He never gave a straight answer. Instead, he burst into laughter so hysterical that he drew stares from people at neighboring tables in the restaurant where the interview was conducted. Apparently Bailey, flush with solo success, might not jump at the chance to work in the next EWF project.
Bailey is thinking more in terms of a solo tour. "I want to wait until my next album to go on the road," he said. "Then I'll have more material to do in a show."
His gospel work also seemed more urgent to him than any Earth, Wind & Fire project. A dedicated "born-again" Christian, he's recorded a gospel album and performed in many gospel concerts, beginning with a Roxy show in 1981. "I love singing gospel," he said. "It's fulfilling but in a different way than singing pop music."
But, Bailey insisted, he has no plans to concentrate exclusively on gospel. "I can do both," he said. "I don't want to give up pop music. It's how I earn my living. I've got a family to take care of."
A singing percussionist from Denver, Bailey has spent most of his professional career in Earth, Wind & Fire. Not long after joining the band 13 years ago, Bailey, 32, gave up percussion and concentrated on singing.
"There were plenty of percussionists in the band," he said. "I saw my future was in singing."
Bailey's solo urges surfaced years ago, but he didn't do anything about them while Earth, Wind & Fire was working steadily. "Maurice knew I wanted to do a solo album. We even talked about producers and touring. I really wanted to do this album two or three years before I did it but I just never got around to it. I don't know if it would have worked out while the band was really active."
Though Bailey wouldn't confirm it, the word around the music industry was that White--a tough, no-nonsense leader--didn't want Bailey doing solo work because it might detract from his EWF duties. A conflict between White and Bailey has been rumored for years. Bailey wouldn't confirm that either. Reportedly, the source of the conflict was both Bailey's solo aspirations as well as his shrinking role in EWF. Most people thought Bailey should have been doing more--not less--lead singing.

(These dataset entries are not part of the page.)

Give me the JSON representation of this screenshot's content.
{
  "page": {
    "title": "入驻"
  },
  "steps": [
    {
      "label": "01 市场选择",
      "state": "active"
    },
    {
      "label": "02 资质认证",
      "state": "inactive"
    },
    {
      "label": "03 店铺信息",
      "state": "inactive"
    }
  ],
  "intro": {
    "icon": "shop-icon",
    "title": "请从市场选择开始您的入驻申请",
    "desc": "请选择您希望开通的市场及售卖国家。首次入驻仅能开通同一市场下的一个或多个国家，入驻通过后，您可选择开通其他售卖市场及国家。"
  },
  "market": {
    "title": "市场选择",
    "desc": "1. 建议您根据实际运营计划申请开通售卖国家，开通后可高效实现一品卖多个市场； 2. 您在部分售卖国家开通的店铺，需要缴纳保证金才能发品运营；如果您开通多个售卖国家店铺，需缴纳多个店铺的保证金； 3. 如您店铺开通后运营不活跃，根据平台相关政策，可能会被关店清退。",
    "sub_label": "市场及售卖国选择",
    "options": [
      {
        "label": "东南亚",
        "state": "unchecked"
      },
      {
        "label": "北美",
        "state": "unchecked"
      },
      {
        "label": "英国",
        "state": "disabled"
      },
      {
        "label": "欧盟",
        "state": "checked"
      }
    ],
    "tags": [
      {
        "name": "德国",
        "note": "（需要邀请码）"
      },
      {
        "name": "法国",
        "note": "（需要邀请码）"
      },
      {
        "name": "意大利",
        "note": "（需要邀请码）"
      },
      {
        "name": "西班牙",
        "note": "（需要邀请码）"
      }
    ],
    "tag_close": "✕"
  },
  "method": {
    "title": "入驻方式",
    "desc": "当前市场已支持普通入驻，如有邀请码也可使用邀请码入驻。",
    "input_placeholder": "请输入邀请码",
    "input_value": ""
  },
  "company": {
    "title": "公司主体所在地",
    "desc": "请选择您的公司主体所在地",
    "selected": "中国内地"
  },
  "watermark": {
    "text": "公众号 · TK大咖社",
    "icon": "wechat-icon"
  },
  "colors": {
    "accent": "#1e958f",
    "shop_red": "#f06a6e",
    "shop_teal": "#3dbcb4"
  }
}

"This whole thing was more of an issue for other people than it was for me," Bailey said. "They kept after me about it, saying that I should do this or do that. But as long as the band was working, there was no need for me to do anything drastic.
"Sure, I wanted to sing more. That's only natural. After a while I was only singing one or two songs. But it's Maurice's band. Naturally, I wanted freedom to sing more and expand what I was singing. Since I was doing less I knew I had to eventually do an album of my own, the way I wanted to do it."
As an EWF singer, his falsetto vocals were largely limited by the band's sound--which didn't vary much--and White's musical tastes. "Sure Maurice told me how to sing," Bailey said. "That's his job as producer. I had to do what I was told."
On Bailey's new solo album, producer Collins allows him to roam rather freely, testing different vocal styles. "There's a side of me vocally that people didn't know existed," he said. "I had to get it out of me."
Bailey began his vocal explorations last year on his first solo album, "Continuation," produced by George Duke. The album, which had no hit singles, flopped. But that was no surprise. Neither the songs nor the production were of high caliber.
Now Bailey says he had reservations about the album. "Let's just say I wasn't overjoyed or ecstatic about the final product."
Then why was it released? "I'm not in a position to do three or four albums worth of songs to get one album. That costs money. We did the best we could and put it out on the market."
Bailey hinted that if Duke hadn't been so busy with other projects, "Continuation" might have turned out differently.
"I felt George was producing too many other records when he was producing my record," Bailey charged. "I didn't like that, but I didn't have any control over it."
Bailey was disappointed, he recalled, but not discouraged: "I figured I'd do it again and get it right. All I had to do was find the right person to produce it. Then along came Phil Collins."